Other tips for your PSW resume

Consider the following tips when writing your resume:

Thoroughly proofread your resume

Checking your grammar and spelling shows you put your resume together with thought and care. Glaring errors can concern a potential employer, as mistakes may indicate that your attention to detail isn't adequate. If you're not the best at editing your own work, you might enlist a friend or an online service to double-check your writing.

Use professional terminology

A personal support worker's resume does not require jargon-heavy language, as it typically focuses more on active skills rather than corporate achievements. It can still be beneficial to omit slang and opt for professional language, as it's a document meant to portray your professional self. If possible, it may be a good idea to try and use some industry-specific terms that show your expertise in this field.

Use keywords

For larger recruitment processes, potential employers may run resumes through applicant tracking software (ATS) for specific keywords in the document. Including the keywords you saw in the job description may increase your chance of your resume being read for each position you apply for. When editing your resume, include keywords to describe your skills and credentials.

Read more: What Are Applicant Tracking Systems? The Ultimate Guide

Keep it succinct

Typically, a PSW resume is between one to two pages in length. Although you want to include all relevant information, you may decide to eliminate any unnecessary filler words or sentences to keep your resume concise. Using lists or bullet points can be a great way to do this.

Related: Example of a Simple Resume That Can Get You Hired

Personal support worker resume example

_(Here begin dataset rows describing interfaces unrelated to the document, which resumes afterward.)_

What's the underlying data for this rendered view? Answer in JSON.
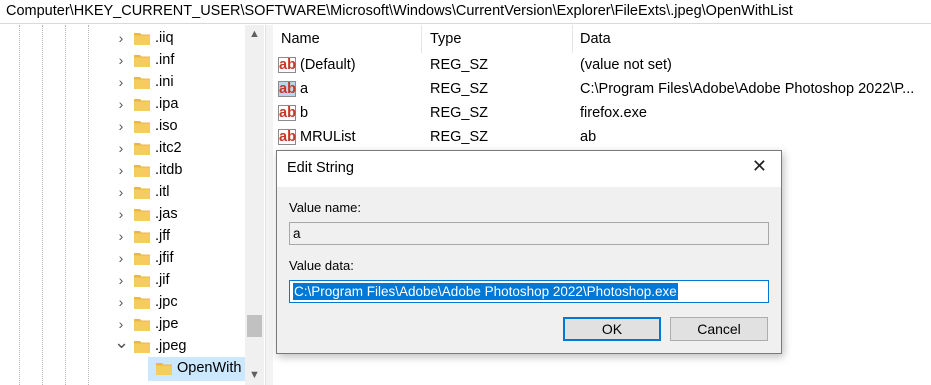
{
  "address_bar": "Computer\\HKEY_CURRENT_USER\\SOFTWARE\\Microsoft\\Windows\\CurrentVersion\\Explorer\\FileExts\\.jpeg\\OpenWithList",
  "tree": {
    "items": [
      {
        "label": ".iiq",
        "expanded": false
      },
      {
        "label": ".inf",
        "expanded": false
      },
      {
        "label": ".ini",
        "expanded": false
      },
      {
        "label": ".ipa",
        "expanded": false
      },
      {
        "label": ".iso",
        "expanded": false
      },
      {
        "label": ".itc2",
        "expanded": false
      },
      {
        "label": ".itdb",
        "expanded": false
      },
      {
        "label": ".itl",
        "expanded": false
      },
      {
        "label": ".jas",
        "expanded": false
      },
      {
        "label": ".jff",
        "expanded": false
      },
      {
        "label": ".jfif",
        "expanded": false
      },
      {
        "label": ".jif",
        "expanded": false
      },
      {
        "label": ".jpc",
        "expanded": false
      },
      {
        "label": ".jpe",
        "expanded": false
      },
      {
        "label": ".jpeg",
        "expanded": true
      }
    ],
    "selected_child": "OpenWith"
  },
  "list": {
    "columns": {
      "name": "Name",
      "type": "Type",
      "data": "Data"
    },
    "rows": [
      {
        "name": "(Default)",
        "type": "REG_SZ",
        "data": "(value not set)"
      },
      {
        "name": "a",
        "type": "REG_SZ",
        "data": "C:\\Program Files\\Adobe\\Adobe Photoshop 2022\\P..."
      },
      {
        "name": "b",
        "type": "REG_SZ",
        "data": "firefox.exe"
      },
      {
        "name": "MRUList",
        "type": "REG_SZ",
        "data": "ab"
      }
    ],
    "icon_text": "ab"
  },
  "dialog": {
    "title": "Edit String",
    "close": "✕",
    "value_name_label": "Value name:",
    "value_name": "a",
    "value_data_label": "Value data:",
    "value_data": "C:\\Program Files\\Adobe\\Adobe Photoshop 2022\\Photoshop.exe",
    "ok": "OK",
    "cancel": "Cancel"
  },
  "icons": [
    "chevron-right-icon",
    "chevron-down-icon",
    "folder-icon",
    "registry-string-icon",
    "close-icon"
  ],
  "colors": {
    "selection": "#cce8ff",
    "accent": "#0078d7",
    "folder": "#e8b84a"
  }
}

A typical personal support worker resume may look like this:

Taylor Flowers
Toorak, Melbourne | 0414 000 444 | tflowers@email.com

Professional Summary

Motivated personal support worker professional with over five years of experience across aged care residences and in-home care. A driven and diligent employee who specialises in providing personalised emotional support, medication distribution and coordinating complex appointments and schedules. Empathetic, punctual and an active listener.

Skills

Clinical documentation | Attention to detail | PPE Use | Care plan management | Critical thinking | Working under pressure | Conflict resolution | Dementia/Alzheimers knowledge

Work History

Lvly Care (Agency), Melbourne VIC
Personal support worker
2019–2022

  • providing in-home care for a portfolio of patients and caring for an average of four patients per week

  • scheduling and transporting patients to medical and personal appointments

  • assisting patients with daily hygiene tasks, such as bathing, dressing, grooming and similar

  • recording vital signs and administrated medication

  • planning and preparing nutritious meals based on patients' dietary needs

Clarkson Residential Centre, Melbourne VIC
Personal support worker
2017–2019

  • helped with daily living and needs as I tidied rooms, made beds, completed laundry and washed dishes

  • observed patients for changes in emotional or physical wellbeing

  • performed routine medication administration and wound management

Education and Qualifications

  • First Aid Certificate, 2020

  • Working with children and vulnerable people check, 2019

  • NDIS Worker screening check, 2021


Explore more articles